She cried even harder. I still haven’t spoken a word. My shirt is covered with her tears and her arms around my body embraced me tighter. My mother needs me.

I need more water. Or maybe not.

“I’m going to drop out and find a job. So we can start all over. You, me and Diwata.” I said. My voice didn’t crackle. Now is the perfect time to save her. And i hope this time she has learned her lesson. Otherwise, i might go insane.

“No. You’re going to be a Lawyer, honey. You can’t drop out just like that.” Mother insisted as she released from her dramatic embrace and looked at me with a surprise on her wet face.

“You know i hate school, Ma. It’s always just tasks to finish and projects to accomplish, and I don’t even enjoy it. I’m almost eighteen and i can start working. I know someone who could help me find a job.” I replied, with a tone of i-dont-take-no-for-an-answer.

She looked at me, raised her right hand and warmed my cheeks with her palm. That look. It’s not sarcasm this time. That look is a look of trust. I hope she doesn’t change her mind.

Diwata, my eight-year-old sister suddenly came in and smiled at us while she rubs her eyes and said in her cute little voice, “I peed on my bed, Mama. I’m soooorrrryyy…”

My mother and I looked at each other and laughed. She got up from her chair and wiped some leftover tears from her face and carried Diwata like a baby. Well, she’s still our baby and her light is what i need to give me courage in this path I’m taking.

As they both have left the room, an excruciating pain started to kick in from my right wrist. A glow of yellow that sparkles made a cut from near my palm down the middle of my forearm. It cuts deep and it’s painful. There’s no blood but something magical is drawing its way to my body. Like a symbol of a mighty sword. A tattoo showing up once again. Out of nowhere. Clueless of its meaning. Victim of an otherwordly scene. While I haven’t deciphered the previous symbols, here i am yet again, left with more questions than answers.

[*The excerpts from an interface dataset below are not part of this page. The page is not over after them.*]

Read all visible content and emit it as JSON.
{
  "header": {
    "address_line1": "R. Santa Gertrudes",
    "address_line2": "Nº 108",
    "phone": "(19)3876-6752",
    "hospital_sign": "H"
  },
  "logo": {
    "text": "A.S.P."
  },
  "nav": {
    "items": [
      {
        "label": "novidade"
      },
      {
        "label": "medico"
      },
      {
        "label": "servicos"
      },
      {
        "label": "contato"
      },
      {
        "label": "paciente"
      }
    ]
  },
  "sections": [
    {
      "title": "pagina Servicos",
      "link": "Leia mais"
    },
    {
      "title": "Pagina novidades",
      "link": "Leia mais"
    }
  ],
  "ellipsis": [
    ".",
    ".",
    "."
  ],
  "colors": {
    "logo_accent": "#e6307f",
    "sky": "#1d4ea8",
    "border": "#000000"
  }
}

Answers. I feel like i need to start looking for them.

To be continued…

Childhood vs Adulthood, and some thoughts with it.

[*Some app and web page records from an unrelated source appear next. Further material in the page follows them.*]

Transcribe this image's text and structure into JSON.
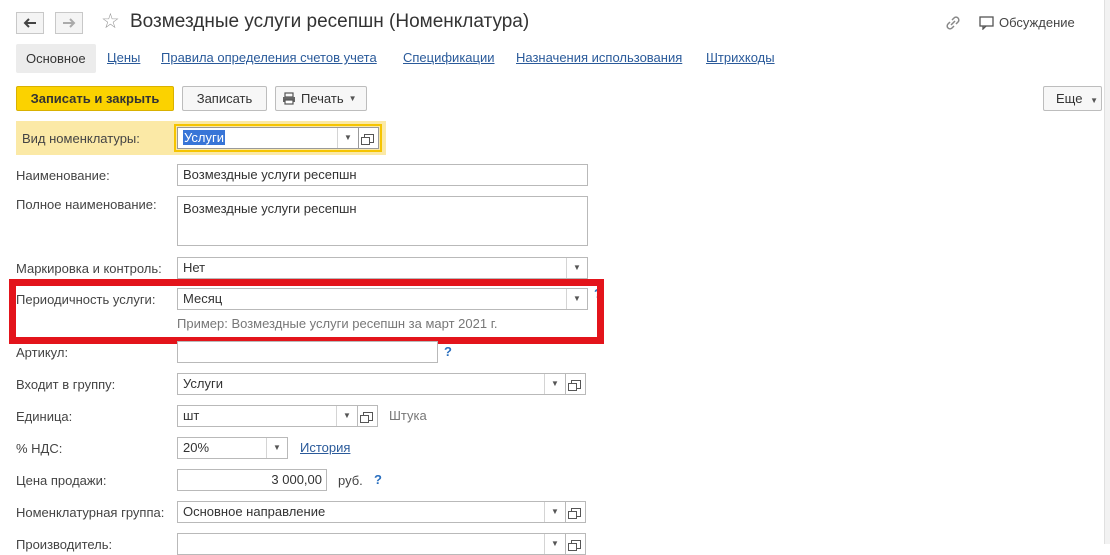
{
  "header": {
    "back_icon": "arrow-left-icon",
    "forward_icon": "arrow-right-icon",
    "favorite_icon": "star-icon",
    "title": "Возмездные услуги ресепшн (Номенклатура)",
    "link_icon": "link-icon",
    "discussion_label": "Обсуждение"
  },
  "tabs": [
    "Основное",
    "Цены",
    "Правила определения счетов учета",
    "Спецификации",
    "Назначения использования",
    "Штрихкоды"
  ],
  "toolbar": {
    "save_close": "Записать и закрыть",
    "save": "Записать",
    "print": "Печать",
    "more": "Еще"
  },
  "form": {
    "kind_label": "Вид номенклатуры:",
    "kind_value": "Услуги",
    "name_label": "Наименование:",
    "name_value": "Возмездные услуги ресепшн",
    "fullname_label": "Полное наименование:",
    "fullname_value": "Возмездные услуги ресепшн",
    "marking_label": "Маркировка и контроль:",
    "marking_value": "Нет",
    "period_label": "Периодичность услуги:",
    "period_value": "Месяц",
    "period_hint": "Пример: Возмездные услуги ресепшн за март 2021 г.",
    "article_label": "Артикул:",
    "article_value": "",
    "group_label": "Входит в группу:",
    "group_value": "Услуги",
    "unit_label": "Единица:",
    "unit_value": "шт",
    "unit_desc": "Штука",
    "vat_label": "% НДС:",
    "vat_value": "20%",
    "vat_history": "История",
    "price_label": "Цена продажи:",
    "price_value": "3 000,00",
    "price_currency": "руб.",
    "nomgroup_label": "Номенклатурная группа:",
    "nomgroup_value": "Основное направление",
    "maker_label": "Производитель:",
    "maker_value": "",
    "help_mark": "?"
  },
  "colors": {
    "primary_button": "#fbd200",
    "highlight_row": "#fbe9a6",
    "red_annotation": "#e3141b",
    "link": "#2a5a9a"
  }
}
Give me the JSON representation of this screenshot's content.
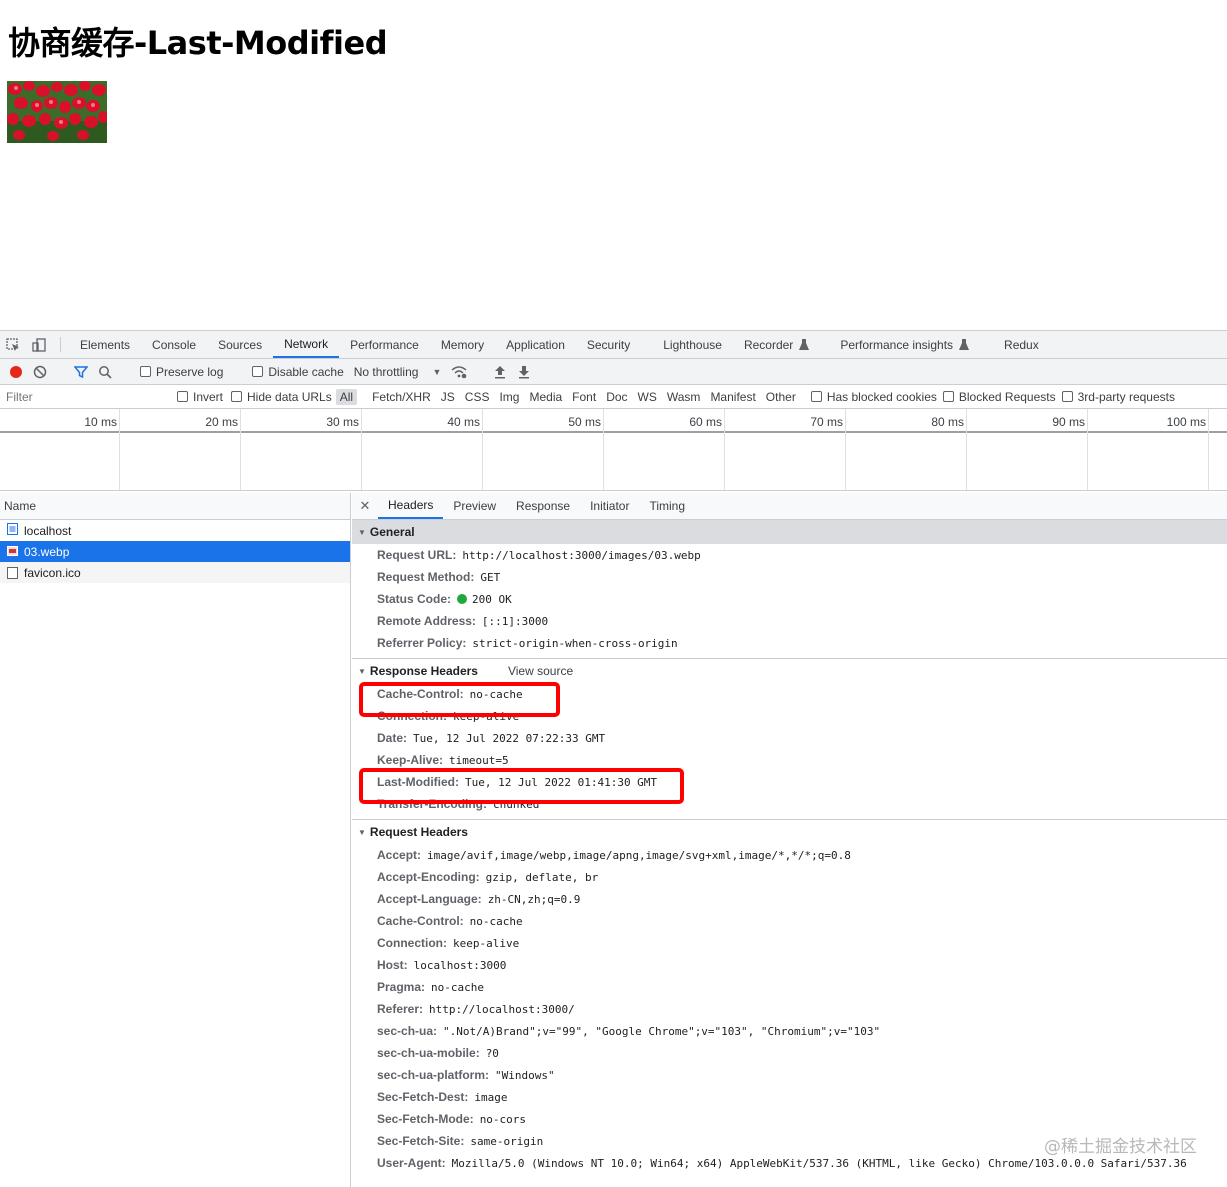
{
  "page": {
    "title": "协商缓存-Last-Modified"
  },
  "devtools": {
    "tabs": [
      "Elements",
      "Console",
      "Sources",
      "Network",
      "Performance",
      "Memory",
      "Application",
      "Security",
      "Lighthouse",
      "Recorder",
      "Performance insights",
      "Redux"
    ],
    "active_tab": "Network",
    "toolbar": {
      "preserve_log": "Preserve log",
      "disable_cache": "Disable cache",
      "throttling": "No throttling"
    },
    "filter": {
      "placeholder": "Filter",
      "invert": "Invert",
      "hide_data_urls": "Hide data URLs",
      "types": [
        "All",
        "Fetch/XHR",
        "JS",
        "CSS",
        "Img",
        "Media",
        "Font",
        "Doc",
        "WS",
        "Wasm",
        "Manifest",
        "Other"
      ],
      "has_blocked_cookies": "Has blocked cookies",
      "blocked_requests": "Blocked Requests",
      "third_party": "3rd-party requests"
    },
    "timeline": {
      "ticks": [
        "10 ms",
        "20 ms",
        "30 ms",
        "40 ms",
        "50 ms",
        "60 ms",
        "70 ms",
        "80 ms",
        "90 ms",
        "100 ms"
      ]
    },
    "requests": {
      "column": "Name",
      "items": [
        "localhost",
        "03.webp",
        "favicon.ico"
      ],
      "selected": "03.webp"
    },
    "detail_tabs": [
      "Headers",
      "Preview",
      "Response",
      "Initiator",
      "Timing"
    ],
    "general": {
      "title": "General",
      "rows": [
        {
          "k": "Request URL:",
          "v": "http://localhost:3000/images/03.webp"
        },
        {
          "k": "Request Method:",
          "v": "GET"
        },
        {
          "k": "Status Code:",
          "v": "200 OK"
        },
        {
          "k": "Remote Address:",
          "v": "[::1]:3000"
        },
        {
          "k": "Referrer Policy:",
          "v": "strict-origin-when-cross-origin"
        }
      ]
    },
    "response_headers": {
      "title": "Response Headers",
      "view_source": "View source",
      "rows": [
        {
          "k": "Cache-Control:",
          "v": "no-cache"
        },
        {
          "k": "Connection:",
          "v": "keep-alive"
        },
        {
          "k": "Date:",
          "v": "Tue, 12 Jul 2022 07:22:33 GMT"
        },
        {
          "k": "Keep-Alive:",
          "v": "timeout=5"
        },
        {
          "k": "Last-Modified:",
          "v": "Tue, 12 Jul 2022 01:41:30 GMT"
        },
        {
          "k": "Transfer-Encoding:",
          "v": "chunked"
        }
      ]
    },
    "request_headers": {
      "title": "Request Headers",
      "rows": [
        {
          "k": "Accept:",
          "v": "image/avif,image/webp,image/apng,image/svg+xml,image/*,*/*;q=0.8"
        },
        {
          "k": "Accept-Encoding:",
          "v": "gzip, deflate, br"
        },
        {
          "k": "Accept-Language:",
          "v": "zh-CN,zh;q=0.9"
        },
        {
          "k": "Cache-Control:",
          "v": "no-cache"
        },
        {
          "k": "Connection:",
          "v": "keep-alive"
        },
        {
          "k": "Host:",
          "v": "localhost:3000"
        },
        {
          "k": "Pragma:",
          "v": "no-cache"
        },
        {
          "k": "Referer:",
          "v": "http://localhost:3000/"
        },
        {
          "k": "sec-ch-ua:",
          "v": "\".Not/A)Brand\";v=\"99\", \"Google Chrome\";v=\"103\", \"Chromium\";v=\"103\""
        },
        {
          "k": "sec-ch-ua-mobile:",
          "v": "?0"
        },
        {
          "k": "sec-ch-ua-platform:",
          "v": "\"Windows\""
        },
        {
          "k": "Sec-Fetch-Dest:",
          "v": "image"
        },
        {
          "k": "Sec-Fetch-Mode:",
          "v": "no-cors"
        },
        {
          "k": "Sec-Fetch-Site:",
          "v": "same-origin"
        },
        {
          "k": "User-Agent:",
          "v": "Mozilla/5.0 (Windows NT 10.0; Win64; x64) AppleWebKit/537.36 (KHTML, like Gecko) Chrome/103.0.0.0 Safari/537.36"
        }
      ]
    }
  },
  "watermark": "@稀土掘金技术社区",
  "colors": {
    "accent": "#1a73e8",
    "highlight": "#ff0000",
    "status_ok": "#1fa83b"
  }
}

Earlier we were browsing our old photos from an old photo album that breathes like it’s gonna die soon. Although sooner or later it will, the joy that was enveloped in every dust of a developed film will forever be fresh in our memories. The how bad we wanted to be old when we were young, the how impatient we were to work in an office someday that we even thought of skipping school just to accelerate to adulthood and the picture of how fantastic growing old was. We had a really happy childhood—despite being poor and having less, despite the wounds and bruises that literally left scars on our knees for stumbling and falling onto the ground while running and playing around the streets way too much, despite having just enough “baon” for school and notwithstanding the “palo” and sermon we always get for disappointing our parents.


The paradox of it all is this: Now we all wish we were young again because nobody told us that being an adult sucks… and hurts and… you know what’s next. Or maybe our parents did say it then, but we were too stubborn of a kid to listen. I remember my mother used to tell me to stop fantasizing about growing old fast and to enjoy childhood because you could never take it back. She was right, no? But I used to smirk a lot everytime she says this because all my daydreams and playtime were filled with acting like a boss in an office while carrying my momma’s bag and writing in a checkbook that was self-made.

The fact of the matter was we always want what we cannot have—so crazy and so bad that it kills me to think that we really can’t take it back, that we can no longer be kids anymore who only worry about them games to play tomorrow and how to make our momma proud.

I’d like to think, however, that everyday we’ve got a choice. Only two, though. Nothing in between. You can choose to whine all day with all the bills you’ve got to pay and start slowing, or you can embrace the slaps of adulthood, take it all in and keep on growing. Growing on both the literal sense of it and the more in depth one, you know what I mean. But remember, the choices we consciously make shape our destiny, so be careful, be very, very careful.